By JANA HENRY|CONTRIBUTOR
I’m going to assume that if you are reading this post, then you are actually in the process of memorizing I Peter 3:18-22. Let’s pause for a minute and think about that. You have 11 weeks of scripture memory “under your belt,” so to speak, week 12 in the works, with 5 more to go after that. You are almost there!
I remember when I started to memorize Ephesians last year. That daunting feeling that there was no way I would be able to commit to memory such a large amount of scripture. Each week, when I came to a new portion, I thought, “Oh no! This is going to be the one where it all falls apart.” Towards the end though, I was not only retaining but seeing how the Word was speaking to my everyday life. The scriptures were actually speaking to the circumstances of my life. WOW! Now I was eager to reach the end, and when I did, I realized that it wasn’t merely a whole bunch of words that I memorized, but it was the doctrine, the context, the message of Ephesians that I had digested and had informed my way of thinking.
This is why I was so excited about memorizing I Peter this year. It was not so I could add another notch in my memory belt, but I truly wanted to conform my life to Christ and I saw that memorizing God’s Word, especially large chunks of it, were a very edifying means of grace in my life. I hope you are seeing that same fruit in your life as you endeavor to hide I Peter in your heart. I would truly love to hear from you how scripture memory has been speaking to your life thus far. Send me an email, or stop me in the halls at church; I truly want to know. It is so encouraging to me!
Now, on to Week 12.
I Peter 3:18-22, especially verse 20, has been thought by many commentators to be one of the most difficult passages of scripture to interpret. So, I am not going to attempt to interpret, except to say that we should always interpret harder passages in light of the clearer ones. I believe that’s called the analogy of faith.

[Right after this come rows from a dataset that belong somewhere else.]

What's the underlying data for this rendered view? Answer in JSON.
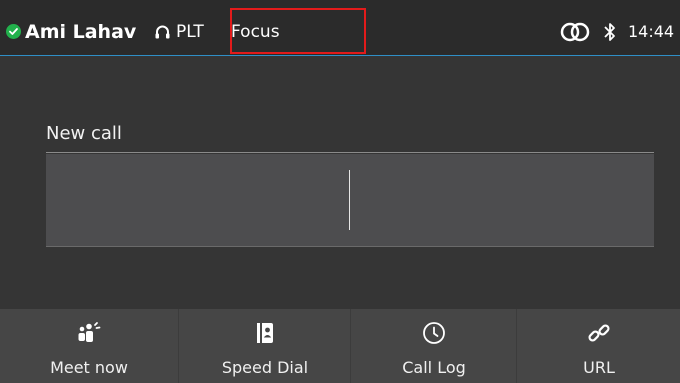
{
  "status": {
    "user_name": "Ami Lahav",
    "presence_color": "#22b14c",
    "device": "PLT",
    "mode": "Focus",
    "time": "14:44",
    "icons": [
      "check-icon",
      "headset-icon",
      "rings-icon",
      "bluetooth-icon"
    ]
  },
  "dialer": {
    "title": "New call",
    "input_value": ""
  },
  "softkeys": [
    {
      "label": "Meet now",
      "icon": "meet-now-icon"
    },
    {
      "label": "Speed Dial",
      "icon": "speed-dial-icon"
    },
    {
      "label": "Call Log",
      "icon": "clock-icon"
    },
    {
      "label": "URL",
      "icon": "link-icon"
    }
  ],
  "colors": {
    "accent": "#2f8fc7",
    "highlight": "#e21b1b"
  }
}
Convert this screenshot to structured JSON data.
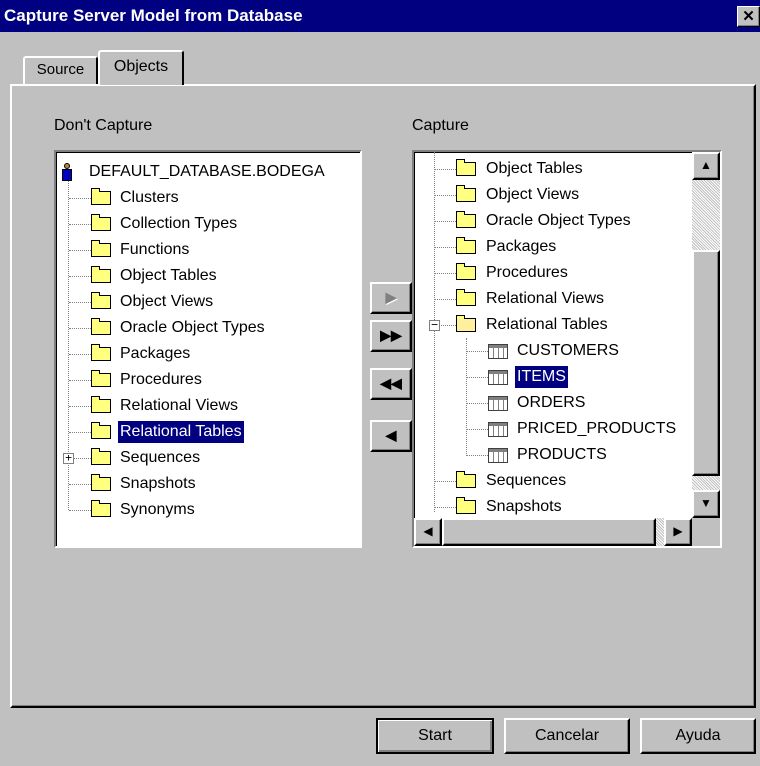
{
  "window": {
    "title": "Capture Server Model from Database",
    "close_label": "✕"
  },
  "tabs": [
    {
      "label": "Source",
      "active": false
    },
    {
      "label": "Objects",
      "active": true
    }
  ],
  "left": {
    "heading": "Don't Capture",
    "root": "DEFAULT_DATABASE.BODEGA",
    "items": [
      "Clusters",
      "Collection Types",
      "Functions",
      "Object Tables",
      "Object Views",
      "Oracle Object Types",
      "Packages",
      "Procedures",
      "Relational Views",
      "Relational Tables",
      "Sequences",
      "Snapshots",
      "Synonyms"
    ],
    "selected": "Relational Tables",
    "expandable": "Sequences"
  },
  "right": {
    "heading": "Capture",
    "items": [
      "Object Tables",
      "Object Views",
      "Oracle Object Types",
      "Packages",
      "Procedures",
      "Relational Views",
      "Relational Tables",
      "CUSTOMERS",
      "ITEMS",
      "ORDERS",
      "PRICED_PRODUCTS",
      "PRODUCTS",
      "Sequences",
      "Snapshots"
    ],
    "selected": "ITEMS"
  },
  "transfer_buttons": [
    "▶",
    "▶▶",
    "◀◀",
    "◀"
  ],
  "scroll_arrows": {
    "up": "▲",
    "down": "▼",
    "left": "◀",
    "right": "▶"
  },
  "expander_symbols": {
    "collapsed": "+",
    "expanded": "−"
  },
  "buttons": {
    "start": "Start",
    "cancel": "Cancelar",
    "help": "Ayuda"
  }
}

Regarding this passage of scripture, we know the following things to be clear in Scripture:
- The Bible does not teach the doctrine of purgatory (a holding place for those who died in faith, but who need more grace to complete their journey to heaven).
- The Bible does not support the teaching that Jesus went to hell.
- Baptism does not save us. The Bible teaches us that by grace alone, through faith alone, in the risen Lord Jesus Christ alone, we are saved.
Now, having settled that, let’s see how we can get this portion of scripture hidden and sealed in our hearts.
Verse 18-20 is one long sentence with 9 commas. So, let’s take it in 9 sections
(18) For Christ also suffered once for sins, (‘For’ is like ‘because.’ Once is key thought)
the righteous for the unrighteous, (think of the great exchange)
that he might bring us to God, (why he suffered for sins- not a maybe)
being put to death in the flesh but made alive in the spirit, (what happened)
(19) in which he went and proclaimed to the spirits in prison, (spirit X 2)
(20) because they formerly did not obey,
when God’s patience waited in the days of Noah,
while the ark was being prepared,
in which a few,
were brought safely through water.
There are so many parts to this verse. I found that focusing on the first word of each clause to be helpful for getting it all down and in order. The main clause to remember is “when God’s patience waited in the days of Noah.” Even though the verse isn’t about Noah, that is the word that comes to mind when I think about the verse. As I am reciting from memory, my brain says, “Next is the Noah verse.”
The remaining two verses 21 & 22, are also one sentence
which corresponds to this,
now saves you,
not as a removal of dirt from the body but as an appeal to God for a good conscience,
through the resurrection of Jesus Christ,
(22) who has gone into heaven and is at the right hand of God,
with angels, authorities, and powers having been subjected to him.
Baptism is the subject in vs 21 and Jesus Christ in vs 22. Again, try memorizing the first word of each part, and then adding what goes after it. It might help you keep this long sentence straight in your head.
Keep up the good work! Until next week…